Chocolate:  Health or Hype?Chocolate comes from the cacao plant, and its seed, cocoa bean, is rich in flavanols, a type of flavonoid phytochemical which is a potent antioxidant. Antioxidants help to prevent cell damage and reduce inflammation.

There are many health claims attributed to consuming chocolate, but are they legitimate? Let’s take a look.


Heart attack risk reduction: Flavanols appear to make platelets in the blood less sticky and less able to clot, therefore reducing the risk of a heart attack. They also have the potential to reduce plaque formation, lower blood pressure and improve blood flow to the heart.

Cholesterol: Dark chocolate has been shown to raise HDL (good cholesterol) and lower LDL (bad cholesterol).

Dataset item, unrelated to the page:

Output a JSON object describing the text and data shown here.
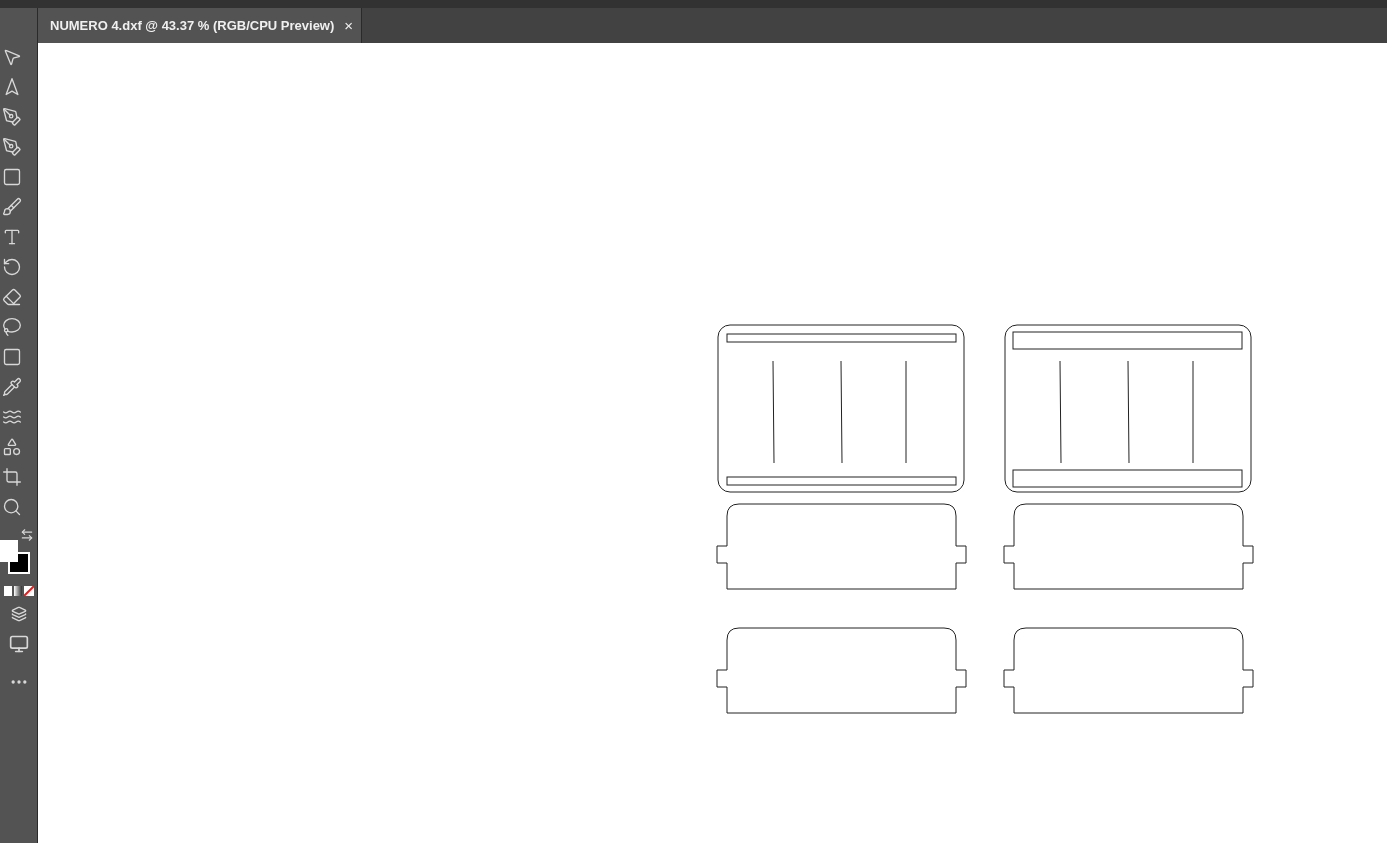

Diabetes: Studies have found that  eating a small amount of dark  chocolate every day lowered insulin resistance (inability of insulin to do its job), which improves the metabolism of glucose and lowers overall risk of  diabetes as well as heart disease.

Brain function: Cocoa or dark  chocolate may improve brain and cognitive function by increasing blood flow to the brain.

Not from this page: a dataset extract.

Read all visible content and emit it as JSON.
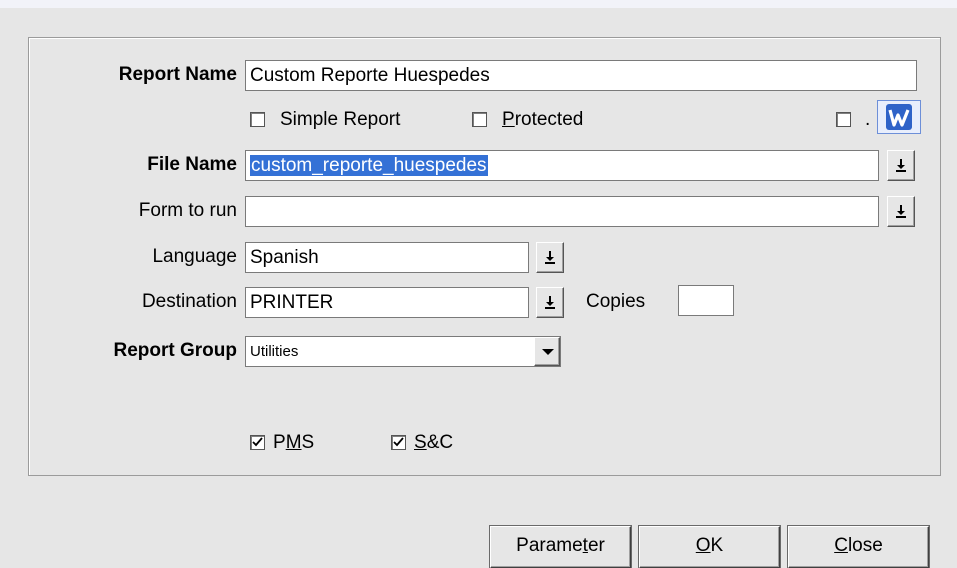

Skin protection: Some studies have indicated that the flavanols in dark chocolate can protect against sun damage, improve blood flow to the skin, and increase skin density and hydration.

Athletic performance: A little dark chocolate might boost oxygen availability during fitness training.  This same effect was noted with  competitive cyclists doing time trials.


Before you start gobbling up  mountains of chocolate in the hopes of living a longer, healthier life, you need to know that not all chocolate is created equal.

In its purest form, cocoa is strong and pungent, due to its high content of flavanols. The more it is processed, the lower the flavanol content becomes. The fat in cocoa beans, also known as cocoa butter, can be healthy, but during processing, other less healthy fats can be added (milk fat, partially hydrogenated vegetable oil, coconut or palm oil), as well as lots of sugar, both of which make the chocolate less healthy and higher in calories, and potentially negating the benefits.


  • Look for 70% - 85% cocoa on  the label.
  • Unprocessed cocoa powder (avoid Dutch-processed) and unsweetened baking chocolate rank first and second, have the most flavonoids, and are lowest in fat, sugar, and calories.
  • Dark chocolate and semisweet  chocolate chips rank third.
  • Milk chocolate and chocolate syrup are at the bottom of the list.
  • White chocolate tastes good, but isn’t technically chocolate. 


Keep your portions small and high quality. One ounce of very dark chocolate with greater than 70% cocoa (approximately 150 calories) may provide some health benefits. And remember to open mouth, insert chocolate, close eyes, savor, and smile.

Questions about nutrition? Contact nutritionist Karen Sabbath, MS, RD, CSO, at or 203-575-5510.